Bernstein in Clink
Just beyond Devizes in Wiltshire there was a sign with the word OPERA written large. This targeted the venue of a performance that evening, March 10, the last of four, of Bernstein's West Side Story in HM Prison, Erlestoke, in an enclave, low buildings; with high wire mesh walls (you would need strong wire cutters to evade the security). Close on five hundred men are locked in with a staff of 400 'carers'.
The cast consists of prison inmates except for the male lead Robin Bailey, 'Jet' – well cast, fine voice in the Romeo role, and the ten girls headed by Welsh soprano, Caryl Hughes, every inch and beautifully sounded note a 'Juliet'. These were professional, the rest residents. There were five hundred closely packed in the audience, all duly finger-printed and ticketed, a captive audience in two senses because the performance was first class.
Like the score itself. If only one work by Bernstein were to survive, West Side Story surely should be that one, together with Rosenkavalier, Turandot through to Peter Grimes and other Britten numbers. Interesting that at least three of the masterpieces of the 20th century are hybrids, in corporating music of a popular style, jazz, musicals and so on. West Side begins with jazz and ends (somewhere) with a number that is almost Brahmsian. Inspiration ran high with at least half a dozen hits and masterly continuity.
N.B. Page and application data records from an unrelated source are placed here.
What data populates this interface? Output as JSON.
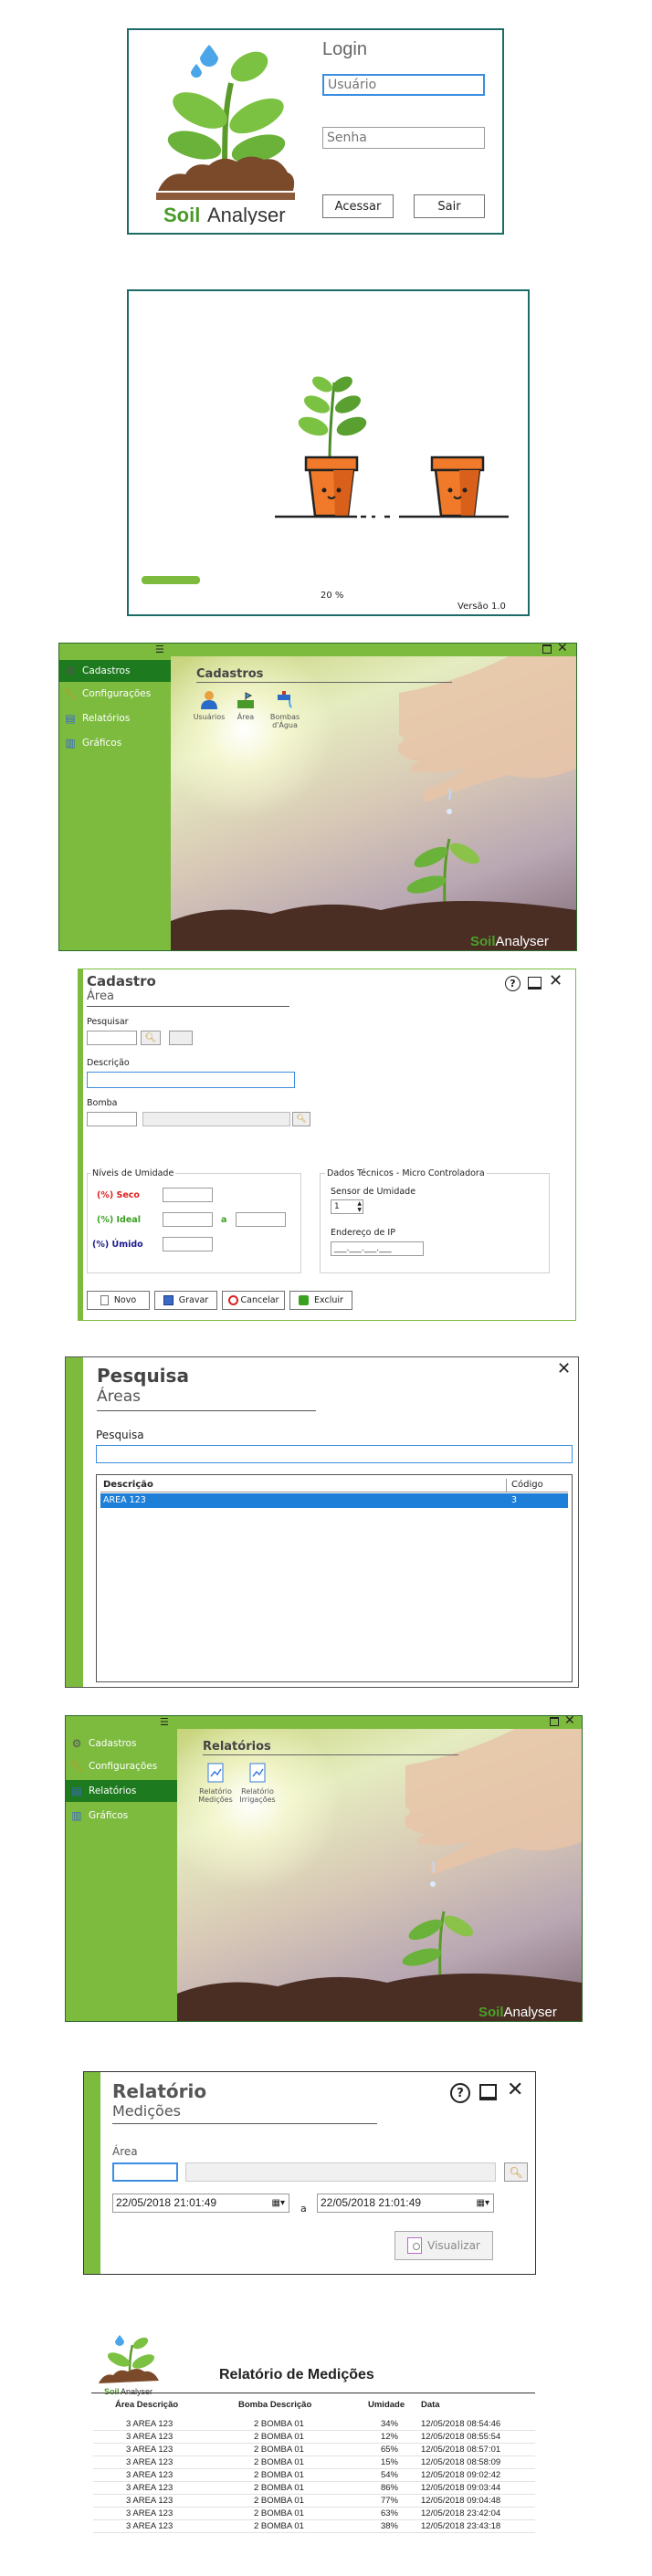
{
  "login": {
    "title": "Login",
    "user_placeholder": "Usuário",
    "password_placeholder": "Senha",
    "enter_label": "Acessar",
    "exit_label": "Sair",
    "logo_soil": "Soil",
    "logo_analyser": "Analyser"
  },
  "splash": {
    "progress_text": "20 %",
    "progress_fraction": 0.2,
    "version": "Versão 1.0"
  },
  "main1": {
    "menu_items": [
      "Cadastros",
      "Configurações",
      "Relatórios",
      "Gráficos"
    ],
    "active_index": 0,
    "section_title": "Cadastros",
    "tiles": [
      "Usuários",
      "Área",
      "Bombas d'Água"
    ],
    "brand_soil": "Soil",
    "brand_analyser": "Analyser"
  },
  "cadastro": {
    "title": "Cadastro",
    "subtitle": "Área",
    "search_label": "Pesquisar",
    "desc_label": "Descrição",
    "pump_label": "Bomba",
    "humidity_group": "Níveis de Umidade",
    "dry_label": "(%) Seco",
    "ideal_label": "(%) Ideal",
    "a_label": "a",
    "wet_label": "(%) Úmido",
    "tech_group": "Dados Técnicos - Micro Controladora",
    "sensor_label": "Sensor de Umidade",
    "sensor_value": "1",
    "ip_label": "Endereço de IP",
    "ip_mask": "___.___.___.___",
    "buttons": [
      "Novo",
      "Gravar",
      "Cancelar",
      "Excluir"
    ],
    "help_icon": "?",
    "colors": {
      "dry": "#e02020",
      "ideal": "#3aa020",
      "wet": "#1a1a8c"
    }
  },
  "pesquisa": {
    "title": "Pesquisa",
    "subtitle": "Áreas",
    "search_label": "Pesquisa",
    "col_desc": "Descrição",
    "col_code": "Código",
    "row_desc": "AREA 123",
    "row_code": "3"
  },
  "main2": {
    "menu_items": [
      "Cadastros",
      "Configurações",
      "Relatórios",
      "Gráficos"
    ],
    "active_index": 2,
    "section_title": "Relatórios",
    "tiles": [
      "Relatório Medições",
      "Relatório Irrigações"
    ],
    "brand_soil": "Soil",
    "brand_analyser": "Analyser"
  },
  "relatorio": {
    "title": "Relatório",
    "subtitle": "Medições",
    "area_label": "Área",
    "date_from": "22/05/2018 21:01:49",
    "date_to": "22/05/2018 21:01:49",
    "a_label": "a",
    "view_label": "Visualizar"
  },
  "report": {
    "logo_soil": "Soil",
    "logo_analyser": "Analyser",
    "title": "Relatório de Medições",
    "headers": [
      "Área Descrição",
      "Bomba Descrição",
      "Umidade",
      "Data"
    ],
    "rows": [
      [
        "3 AREA 123",
        "2 BOMBA 01",
        "34%",
        "12/05/2018 08:54:46"
      ],
      [
        "3 AREA 123",
        "2 BOMBA 01",
        "12%",
        "12/05/2018 08:55:54"
      ],
      [
        "3 AREA 123",
        "2 BOMBA 01",
        "65%",
        "12/05/2018 08:57:01"
      ],
      [
        "3 AREA 123",
        "2 BOMBA 01",
        "15%",
        "12/05/2018 08:58:09"
      ],
      [
        "3 AREA 123",
        "2 BOMBA 01",
        "54%",
        "12/05/2018 09:02:42"
      ],
      [
        "3 AREA 123",
        "2 BOMBA 01",
        "86%",
        "12/05/2018 09:03:44"
      ],
      [
        "3 AREA 123",
        "2 BOMBA 01",
        "77%",
        "12/05/2018 09:04:48"
      ],
      [
        "3 AREA 123",
        "2 BOMBA 01",
        "63%",
        "12/05/2018 23:42:04"
      ],
      [
        "3 AREA 123",
        "2 BOMBA 01",
        "38%",
        "12/05/2018 23:43:18"
      ]
    ]
  }
}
Toby Purser directed a small combo that did justice to a work that goes to the heart and is emotionally provoking.
The production (Nikki Woolaston) was of a thoroughly professional standard, dancing, costumes to match.
The idea of prison performances was conceived by Wasfi Kani, music director of Pimlico Opera and I remember seeing Sweeney Todd some twenty-two years ago in Wormwood Scrubs (in the murderer's wing!) Each year sees performances in various gaols in London and the home countries. Authorities, inmates and audiences have all enjoyed the experiences. How many prisoners have gone straight as a result is not known.